## [EXERCISE INSTRUCTIONS]
Make an exact copy of the listing below.
BEGIN
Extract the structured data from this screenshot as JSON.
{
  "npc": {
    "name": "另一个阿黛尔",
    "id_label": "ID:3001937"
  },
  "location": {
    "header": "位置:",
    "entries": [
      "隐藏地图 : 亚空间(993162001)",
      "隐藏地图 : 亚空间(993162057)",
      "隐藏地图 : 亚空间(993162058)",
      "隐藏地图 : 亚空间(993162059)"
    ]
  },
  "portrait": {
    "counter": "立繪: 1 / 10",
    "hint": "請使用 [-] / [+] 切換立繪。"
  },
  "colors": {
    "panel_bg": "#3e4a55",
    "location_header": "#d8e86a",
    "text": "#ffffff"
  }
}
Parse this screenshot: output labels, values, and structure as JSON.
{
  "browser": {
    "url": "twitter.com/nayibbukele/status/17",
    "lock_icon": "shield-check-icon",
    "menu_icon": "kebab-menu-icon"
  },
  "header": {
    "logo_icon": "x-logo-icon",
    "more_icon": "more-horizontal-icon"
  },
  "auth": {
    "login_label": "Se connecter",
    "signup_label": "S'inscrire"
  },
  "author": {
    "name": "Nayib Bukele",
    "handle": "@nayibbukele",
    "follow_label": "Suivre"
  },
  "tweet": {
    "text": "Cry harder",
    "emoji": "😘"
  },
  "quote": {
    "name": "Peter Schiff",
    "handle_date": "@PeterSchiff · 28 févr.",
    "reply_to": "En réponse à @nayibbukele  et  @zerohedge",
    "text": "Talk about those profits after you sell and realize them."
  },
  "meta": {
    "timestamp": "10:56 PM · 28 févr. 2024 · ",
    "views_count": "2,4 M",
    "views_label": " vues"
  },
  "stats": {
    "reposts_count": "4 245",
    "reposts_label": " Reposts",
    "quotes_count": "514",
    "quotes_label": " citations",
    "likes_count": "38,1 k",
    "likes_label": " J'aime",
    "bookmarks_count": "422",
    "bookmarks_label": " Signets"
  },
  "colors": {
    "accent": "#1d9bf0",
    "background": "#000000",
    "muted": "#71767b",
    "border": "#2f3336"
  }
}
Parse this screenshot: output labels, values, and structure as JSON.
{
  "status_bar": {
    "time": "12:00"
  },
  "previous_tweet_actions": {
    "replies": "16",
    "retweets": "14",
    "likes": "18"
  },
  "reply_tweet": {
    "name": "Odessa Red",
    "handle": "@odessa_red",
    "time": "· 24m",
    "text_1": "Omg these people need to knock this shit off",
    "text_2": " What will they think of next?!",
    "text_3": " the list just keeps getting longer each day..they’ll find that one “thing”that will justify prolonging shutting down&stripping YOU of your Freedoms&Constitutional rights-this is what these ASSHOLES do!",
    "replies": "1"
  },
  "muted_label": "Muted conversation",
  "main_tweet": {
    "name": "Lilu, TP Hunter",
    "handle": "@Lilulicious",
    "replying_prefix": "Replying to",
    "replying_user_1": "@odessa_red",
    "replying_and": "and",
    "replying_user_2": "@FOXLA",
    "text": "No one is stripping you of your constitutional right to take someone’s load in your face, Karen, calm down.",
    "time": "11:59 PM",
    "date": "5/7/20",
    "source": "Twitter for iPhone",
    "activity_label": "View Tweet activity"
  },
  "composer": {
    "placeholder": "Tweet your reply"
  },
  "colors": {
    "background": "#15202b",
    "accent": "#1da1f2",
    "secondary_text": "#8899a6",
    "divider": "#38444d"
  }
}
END
## [YOUR SOLUTION]
Extract the structured data from this screenshot as JSON.
{
  "npc": {
    "name": "另一个阿黛尔",
    "id_label": "ID:3001937"
  },
  "location": {
    "header": "位置:",
    "entries": [
      "隐藏地图 : 亚空间(993162001)",
      "隐藏地图 : 亚空间(993162057)",
      "隐藏地图 : 亚空间(993162058)",
      "隐藏地图 : 亚空间(993162059)"
    ]
  },
  "portrait": {
    "counter": "立繪: 1 / 10",
    "hint": "請使用 [-] / [+] 切換立繪。"
  },
  "colors": {
    "panel_bg": "#3e4a55",
    "location_header": "#d8e86a",
    "text": "#ffffff"
  }
}
Parse this screenshot: output labels, values, and structure as JSON.
{
  "browser": {
    "url": "twitter.com/nayibbukele/status/17",
    "lock_icon": "shield-check-icon",
    "menu_icon": "kebab-menu-icon"
  },
  "header": {
    "logo_icon": "x-logo-icon",
    "more_icon": "more-horizontal-icon"
  },
  "auth": {
    "login_label": "Se connecter",
    "signup_label": "S'inscrire"
  },
  "author": {
    "name": "Nayib Bukele",
    "handle": "@nayibbukele",
    "follow_label": "Suivre"
  },
  "tweet": {
    "text": "Cry harder",
    "emoji": "😘"
  },
  "quote": {
    "name": "Peter Schiff",
    "handle_date": "@PeterSchiff · 28 févr.",
    "reply_to": "En réponse à @nayibbukele  et  @zerohedge",
    "text": "Talk about those profits after you sell and realize them."
  },
  "meta": {
    "timestamp": "10:56 PM · 28 févr. 2024 · ",
    "views_count": "2,4 M",
    "views_label": " vues"
  },
  "stats": {
    "reposts_count": "4 245",
    "reposts_label": " Reposts",
    "quotes_count": "514",
    "quotes_label": " citations",
    "likes_count": "38,1 k",
    "likes_label": " J'aime",
    "bookmarks_count": "422",
    "bookmarks_label": " Signets"
  },
  "colors": {
    "accent": "#1d9bf0",
    "background": "#000000",
    "muted": "#71767b",
    "border": "#2f3336"
  }
}
Parse this screenshot: output labels, values, and structure as JSON.
{
  "status_bar": {
    "time": "12:00"
  },
  "previous_tweet_actions": {
    "replies": "16",
    "retweets": "14",
    "likes": "18"
  },
  "reply_tweet": {
    "name": "Odessa Red",
    "handle": "@odessa_red",
    "time": "· 24m",
    "text_1": "Omg these people need to knock this shit off",
    "text_2": " What will they think of next?!",
    "text_3": " the list just keeps getting longer each day..they’ll find that one “thing”that will justify prolonging shutting down&stripping YOU of your Freedoms&Constitutional rights-this is what these ASSHOLES do!",
    "replies": "1"
  },
  "muted_label": "Muted conversation",
  "main_tweet": {
    "name": "Lilu, TP Hunter",
    "handle": "@Lilulicious",
    "replying_prefix": "Replying to",
    "replying_user_1": "@odessa_red",
    "replying_and": "and",
    "replying_user_2": "@FOXLA",
    "text": "No one is stripping you of your constitutional right to take someone’s load in your face, Karen, calm down.",
    "time": "11:59 PM",
    "date": "5/7/20",
    "source": "Twitter for iPhone",
    "activity_label": "View Tweet activity"
  },
  "composer": {
    "placeholder": "Tweet your reply"
  },
  "colors": {
    "background": "#15202b",
    "accent": "#1da1f2",
    "secondary_text": "#8899a6",
    "divider": "#38444d"
  }
}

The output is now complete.